Soon after I returned to my seat, I saw the Flight Captain coming down the aisle, looking at the aisle numbers as he walked, I hoped he was not looking for me, but noticed He was looking at the numbers only on my side of the plane. When he got to my row he stopped, smiled, held out his hand, an said, I want to shake your hand.'

Quickly unfastening my seatbelt I stood and took the Captain's hand. With a booming voice he said, 'I was a soldier and I was a military pilot. Once, someone bought me a lunch. It was an act of kindness I never forgot.' I was embarrassed when applause was heard from all of the passengers.

Later I walked to the front of the plane so I could stretch my legs.
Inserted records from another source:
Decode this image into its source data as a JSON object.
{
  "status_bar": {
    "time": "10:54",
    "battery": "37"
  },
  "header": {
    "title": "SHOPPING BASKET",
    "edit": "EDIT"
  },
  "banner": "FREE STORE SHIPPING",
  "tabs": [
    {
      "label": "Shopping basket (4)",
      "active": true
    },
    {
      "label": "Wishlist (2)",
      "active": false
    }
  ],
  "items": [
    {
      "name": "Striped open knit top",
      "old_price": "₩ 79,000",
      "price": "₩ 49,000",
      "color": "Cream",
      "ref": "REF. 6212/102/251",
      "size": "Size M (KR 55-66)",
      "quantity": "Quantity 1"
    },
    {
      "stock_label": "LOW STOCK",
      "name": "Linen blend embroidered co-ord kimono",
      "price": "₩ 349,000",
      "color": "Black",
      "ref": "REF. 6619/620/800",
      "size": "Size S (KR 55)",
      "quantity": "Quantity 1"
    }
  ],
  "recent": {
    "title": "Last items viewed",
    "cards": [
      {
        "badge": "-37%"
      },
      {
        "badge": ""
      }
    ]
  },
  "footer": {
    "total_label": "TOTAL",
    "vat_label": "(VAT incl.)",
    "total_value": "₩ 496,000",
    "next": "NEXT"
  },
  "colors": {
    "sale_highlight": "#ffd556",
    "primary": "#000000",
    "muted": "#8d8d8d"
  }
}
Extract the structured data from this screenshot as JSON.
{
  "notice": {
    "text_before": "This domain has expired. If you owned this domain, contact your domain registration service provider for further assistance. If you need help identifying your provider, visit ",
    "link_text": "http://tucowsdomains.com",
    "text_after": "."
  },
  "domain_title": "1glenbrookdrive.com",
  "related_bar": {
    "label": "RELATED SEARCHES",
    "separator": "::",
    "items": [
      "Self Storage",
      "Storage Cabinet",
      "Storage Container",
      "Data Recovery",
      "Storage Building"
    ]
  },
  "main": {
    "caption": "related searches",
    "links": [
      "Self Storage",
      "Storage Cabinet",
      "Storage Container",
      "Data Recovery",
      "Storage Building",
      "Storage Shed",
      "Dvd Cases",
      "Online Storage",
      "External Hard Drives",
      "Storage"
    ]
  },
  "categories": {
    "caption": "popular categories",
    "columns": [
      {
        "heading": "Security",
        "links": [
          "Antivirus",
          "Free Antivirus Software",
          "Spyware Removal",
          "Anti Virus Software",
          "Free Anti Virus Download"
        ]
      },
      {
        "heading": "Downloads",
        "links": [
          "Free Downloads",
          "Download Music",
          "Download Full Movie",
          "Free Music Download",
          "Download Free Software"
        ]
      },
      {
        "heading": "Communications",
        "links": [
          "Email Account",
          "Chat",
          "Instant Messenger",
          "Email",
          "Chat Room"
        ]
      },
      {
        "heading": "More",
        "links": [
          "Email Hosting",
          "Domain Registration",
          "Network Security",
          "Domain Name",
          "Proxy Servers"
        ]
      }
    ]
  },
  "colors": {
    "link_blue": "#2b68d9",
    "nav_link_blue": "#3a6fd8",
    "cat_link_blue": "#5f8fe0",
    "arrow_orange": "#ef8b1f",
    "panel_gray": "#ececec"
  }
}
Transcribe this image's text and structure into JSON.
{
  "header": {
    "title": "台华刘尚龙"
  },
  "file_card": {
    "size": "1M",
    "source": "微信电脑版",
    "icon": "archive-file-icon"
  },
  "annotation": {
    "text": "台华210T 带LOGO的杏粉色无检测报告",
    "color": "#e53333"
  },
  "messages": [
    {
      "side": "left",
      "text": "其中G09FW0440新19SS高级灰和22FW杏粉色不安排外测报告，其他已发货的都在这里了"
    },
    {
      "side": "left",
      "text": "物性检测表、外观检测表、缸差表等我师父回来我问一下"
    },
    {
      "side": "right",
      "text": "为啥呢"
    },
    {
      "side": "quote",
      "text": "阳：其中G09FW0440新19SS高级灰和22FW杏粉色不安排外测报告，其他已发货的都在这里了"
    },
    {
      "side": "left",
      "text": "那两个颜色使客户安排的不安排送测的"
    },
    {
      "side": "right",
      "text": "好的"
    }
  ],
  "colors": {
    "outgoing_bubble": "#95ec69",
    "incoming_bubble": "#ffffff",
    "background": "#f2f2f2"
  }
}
A man
who was seated about six rows in front of me reached out his hand, wanting to shake mine. He left another twenty-five dollars in my palm.

When we landed in Chicago I gathered my belongings and started to deplane. Waiting just inside the airplane door was a man who stopped me, put something in my shirt pocket, turned, and walked away without saying a word. Another twenty-five dollars!

Upon entering the terminal, I saw the soldiers gathering for their trip to
the base. I walked over to them and handed them seventy-five dollars. 'It
will take you some time to reach the base. It will be about time for a
sandwich. God Bless You.'

Ten young men left that flight feeling the love and respect of their fellow
travelers. As I walked briskly to my car, I whispered a prayer for their
safe return. These soldiers were giving their all for our country. I could
only give them a couple of meals. It seemed so little...

A veteran is someone who, at one point in his life wrote a blank check Made payable to 'The United States of America ' for an amount of 'up to and including my life.' That is Honor, and there are way too many people in This country who no longer understand it.'


Sylvia K said...

It is a lovely story isn't it? I'm glad you've posted it for all the people that didn't read it on mine. The friend who sent it to me is 84 and while she's about as lively as any 84 year old you'll meet, blogging isn't her thing, so she sends me wonderful pieces now and then to use on my blog. I do hope you're feeling a bit better, I've been having the usual fall/winter problem with asthma and surely does take a lot of fun out of the day. I'll hold good thoughts for you to feel better quickly!

Mortart said...

Sorry to hear that you were not feeling well. I hope that whatever was bothering you is no longer around.

Darlene said...

Oh gee, Sylvia, I'm sorry. I didn't see it on yours and didn't mean to copy you. Please forgive.
I'll hold good thoughts for you, too. I do feel better today; maybe it's the change in the weather that has us both down.

Mort, thank you for the good wishes. It wasn't a bug; I'm sure it was just old age. ;).

kenju said...

I hope you will feel better tomorrow, Darlene.

Xtreme English said...

you are so right...there are good days and bad days. hope you're having a good one now. thanks for the story..good things happen to LIBERAL people!! lol

Rain said...

Yes, I have noticed that also that not feeling good, even at 65, makes me wonder if there is some deeper reason where when I was younger, I'd not have been concerned that way

Darlene said...

kenju,I do feel better, thank you.

xtreme english, I hope good things happen to Liberal people because I'm sure liberal.

Rain, glad to know that it isn't just me.

Tabor said...

This post brought tears to my eyes and made me realize, once again, that one person can make a big difference with just a little effort. I have added you to my blogroll and mentioned this in my recent post so that I can remember to visit more often.

Darlene said...

Tabor, thank you for adding me to your blogroll. Please e-mail me with your URL so I can add your blog to mine.

Yes, the story is very touching and I hope it's a true one. It came in an e-mail so I can't vouch for it's authenticity, but it's true that one person can make a difference.